By Aliya S. King

Carmen Falcón remembers her mother getting long handwritten letters from her brothers and sisters in Puerto Rico.

“My aunts and uncles were taking care of my grandparents and kept us informed on the ups and downs. My mom would visit Puerto Rico to provide respite for them. So, all my life, I knew that taking care of my parents would be part of my future. It’s an important part of my culture.”

Falcón, 61, of Metuchen, retired last year, around the time her father, 93, who has vascular dementia and several back issues, began to need full-time care.

“I’m lucky,” she said, noting that her father lives with her. “This happened at a time when I was able to do this for my father.”

Even so, Falcón relies on occasional help from relatives. An aide, provided by the state, helps bathe and prepare meals for her father three times a week.

While she considers herself fortunate to be able to care for her father full time, it can be challenging.

“There are days when I need to get away, which can be hard for some of us to do,” she said, noting that when an aide is available she sometimes meets friends to go to a movie or the mall. “Sometimes the caregiver needs care, too.”

Falcón is one of approximately 1.1 million caregivers in New Jersey helping aging parents and other family members.

“Caregivers are contributing $13 billion in unpaid care to their loved ones,” said Crystal McDonald, AARP New Jersey associate state director of advocacy.

“They are caring for people who, in some cases, would otherwise need nursing home or hospital care at great cost to the state. We need to make sure these caregivers have what they need.”

To illustrate the value of family caregivers, McDonald has been collecting their stories from around the state. The hope is that gathering this information will help to pinpoint caregivers’ greatest needs, including time off.

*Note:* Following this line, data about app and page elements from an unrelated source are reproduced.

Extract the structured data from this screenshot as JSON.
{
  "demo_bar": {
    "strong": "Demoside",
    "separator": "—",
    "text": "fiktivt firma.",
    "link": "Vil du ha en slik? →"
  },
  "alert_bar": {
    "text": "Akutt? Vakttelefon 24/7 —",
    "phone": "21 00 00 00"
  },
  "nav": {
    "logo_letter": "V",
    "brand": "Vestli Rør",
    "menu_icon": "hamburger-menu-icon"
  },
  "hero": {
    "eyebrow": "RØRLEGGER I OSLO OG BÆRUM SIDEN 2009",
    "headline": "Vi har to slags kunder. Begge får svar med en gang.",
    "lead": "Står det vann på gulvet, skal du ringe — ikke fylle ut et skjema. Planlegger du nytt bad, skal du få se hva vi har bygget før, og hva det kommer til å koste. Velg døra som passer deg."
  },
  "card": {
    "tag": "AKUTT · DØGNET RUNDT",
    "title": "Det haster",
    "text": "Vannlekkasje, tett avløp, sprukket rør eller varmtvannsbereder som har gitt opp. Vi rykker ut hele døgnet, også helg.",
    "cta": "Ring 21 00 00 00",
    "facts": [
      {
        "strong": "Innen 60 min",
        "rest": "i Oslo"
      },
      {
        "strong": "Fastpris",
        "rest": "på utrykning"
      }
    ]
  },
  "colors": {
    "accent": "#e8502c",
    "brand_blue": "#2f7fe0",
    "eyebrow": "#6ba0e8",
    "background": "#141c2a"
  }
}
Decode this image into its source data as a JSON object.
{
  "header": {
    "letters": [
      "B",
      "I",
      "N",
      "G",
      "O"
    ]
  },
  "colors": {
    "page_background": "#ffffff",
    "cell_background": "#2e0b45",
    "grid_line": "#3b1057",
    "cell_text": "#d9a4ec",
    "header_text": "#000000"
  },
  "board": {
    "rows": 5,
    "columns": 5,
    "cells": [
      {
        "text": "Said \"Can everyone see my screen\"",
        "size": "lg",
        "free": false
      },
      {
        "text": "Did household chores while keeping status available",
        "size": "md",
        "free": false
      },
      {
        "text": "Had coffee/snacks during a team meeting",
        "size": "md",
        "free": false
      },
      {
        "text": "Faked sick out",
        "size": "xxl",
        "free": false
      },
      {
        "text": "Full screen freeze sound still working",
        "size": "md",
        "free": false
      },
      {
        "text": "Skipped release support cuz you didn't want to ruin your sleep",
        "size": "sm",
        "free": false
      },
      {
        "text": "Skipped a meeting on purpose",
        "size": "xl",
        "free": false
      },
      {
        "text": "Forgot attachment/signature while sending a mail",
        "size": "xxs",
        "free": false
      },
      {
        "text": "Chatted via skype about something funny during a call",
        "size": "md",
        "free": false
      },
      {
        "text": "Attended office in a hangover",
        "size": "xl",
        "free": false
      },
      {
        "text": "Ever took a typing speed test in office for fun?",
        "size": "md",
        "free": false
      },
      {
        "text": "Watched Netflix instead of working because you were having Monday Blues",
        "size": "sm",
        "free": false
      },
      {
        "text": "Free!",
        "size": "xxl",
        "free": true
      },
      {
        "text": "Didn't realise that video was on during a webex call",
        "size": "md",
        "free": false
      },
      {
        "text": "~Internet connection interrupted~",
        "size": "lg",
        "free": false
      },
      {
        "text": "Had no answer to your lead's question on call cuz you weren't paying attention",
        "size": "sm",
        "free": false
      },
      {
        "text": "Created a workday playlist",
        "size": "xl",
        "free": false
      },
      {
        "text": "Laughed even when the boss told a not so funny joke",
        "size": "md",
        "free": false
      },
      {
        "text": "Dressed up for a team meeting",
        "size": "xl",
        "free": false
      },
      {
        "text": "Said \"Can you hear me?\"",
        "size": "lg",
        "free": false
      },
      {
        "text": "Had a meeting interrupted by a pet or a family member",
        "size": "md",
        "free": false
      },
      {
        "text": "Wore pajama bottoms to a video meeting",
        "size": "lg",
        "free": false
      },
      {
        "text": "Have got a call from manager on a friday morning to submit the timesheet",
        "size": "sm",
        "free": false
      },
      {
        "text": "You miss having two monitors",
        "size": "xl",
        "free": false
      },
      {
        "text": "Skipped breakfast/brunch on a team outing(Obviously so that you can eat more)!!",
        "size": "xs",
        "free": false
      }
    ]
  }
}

“Some caregivers have told us about not having a single day off in 10 years,” McDonald said. “Because we are living longer, many people are caregivers for a longer period of time.”

Lynette Whiteman, 61, of Toms River, would like to see agencies provide more instruction when a family member brings a loved one from a facility to live with them at home.

In 2012, Whiteman moved her mother in with her family shortly after her father died.

“You get all kinds of information when you’re bringing home a pet or a child. But there isn’t much you’re told about bringing home an aging parent,” she said.

“Is your home really safe? Do you have enough help in place? Are you familiar with your parent’s medical needs? I never really considered it until it was all right in front of me.”

AARP New Jersey is organizing small Coffee With Caregivers events—limited to 20 people—around the state, to allow individuals to share their stories with AARP and with one another.

“Talking to other caregivers would be great,” Whiteman said. “When people hear that my mom is now living with me, they think I’m a saint. But this is not easy. And it’s much harder to ask for help when you’re caring for a parent, because there’s this idea that we can do it all because they did it all for us.”

Go to aarp.org/nj to register for a Coffee With Caregivers event.

To share your caregiving stories with AARP New Jersey, go to action.aarp.org/njcaregivingstory.

Aliya S. King is a writer living in Bloomfield, N.J.